In many cases where you need an SSL certificate for your web servers (or other secure services like Lync, Exchange etc) you need to get a digital certificate from a third party certificate authority.
Now many third party CA’s will issue you with the CRT file and a CRT for the Certificate authority (Most Windows clients have most third party CA’s already in store (You can view them by opening mmc.exe and choosing certificates), and they also provide you with the RSA private key of the certificate in a separate file.
Now some CA’s also have the ability to let you download finished PFX files depending on what kind of service you need to deploy.
So check with the CA you are buying you’re certificates from that in most cases they have own certificates for web server and Lync, Exchange etc.
In Windows cases you need to merge these files into a PFX file.
Now before I tell you the secret I wish to explain what the difference is between the different files so you know how the certificate works.
.csrfile is a certificate signing request which initiates your certificate request with a certificate provider and contains administrative information about your organization.
.keyfile is the private key used to encrypt your site’s SSL-enabled requests.
.crtextensions are often used interchangeably and are both base64 ASCII encoded files. The technical difference is that
.pemfiles contain both the certificate and key whereas a
.crtfile only contains the certificate. In reality this distinction is often ignored.

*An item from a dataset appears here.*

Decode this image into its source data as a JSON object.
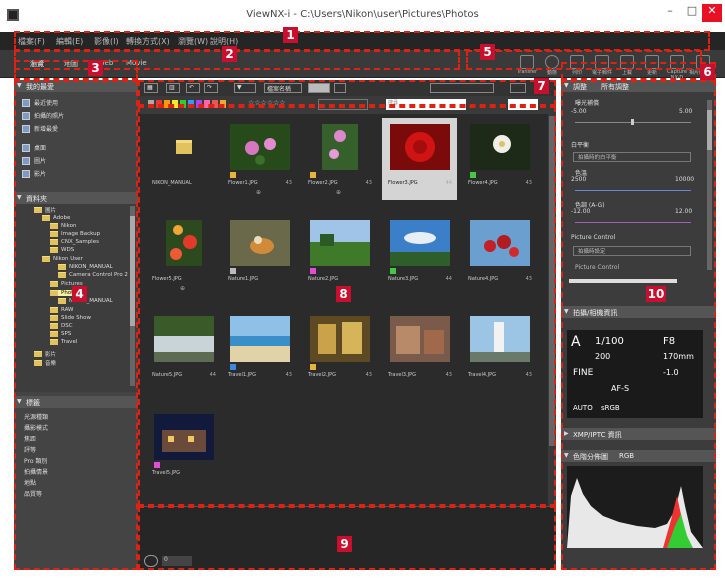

- The PFX extension is used on Windows servers for files containing both the public key files (your SSL certificate files, provided by for instance DigiCert) and the associated private key (generated by your server at the time the CSR was generated).
So in my case I had a crt file for the certificate itself and I had a crt file for the CA and I had the private key within a .key file.
Now I had to “merge” these into a PFX file so I could import it for use for Lync.
Now this is where openssl comes in.
Openssl comes often default with most linux distroes (ubuntu,fedora etc) in my case I had the Netscaler VPX available.
Before you can use openssl on Netscaler you have to type the command shell to enter the regular freebsd shell.
So type the command openssl pkcs12 –export –out certificate.pfx –inkey rsaprivate.key –in certificate.crt –certfile fileca.crt
After that you need to type a password to encrypt the pfx file.
Now after that is done you can copy the file from the share on either your unix share or Netscaler as in my case.
And you can try importing it in the certificate store.
Now when you import it you need to enter the password you used earlier in order to import it, and after you finished importing it open it and see that you have the private key available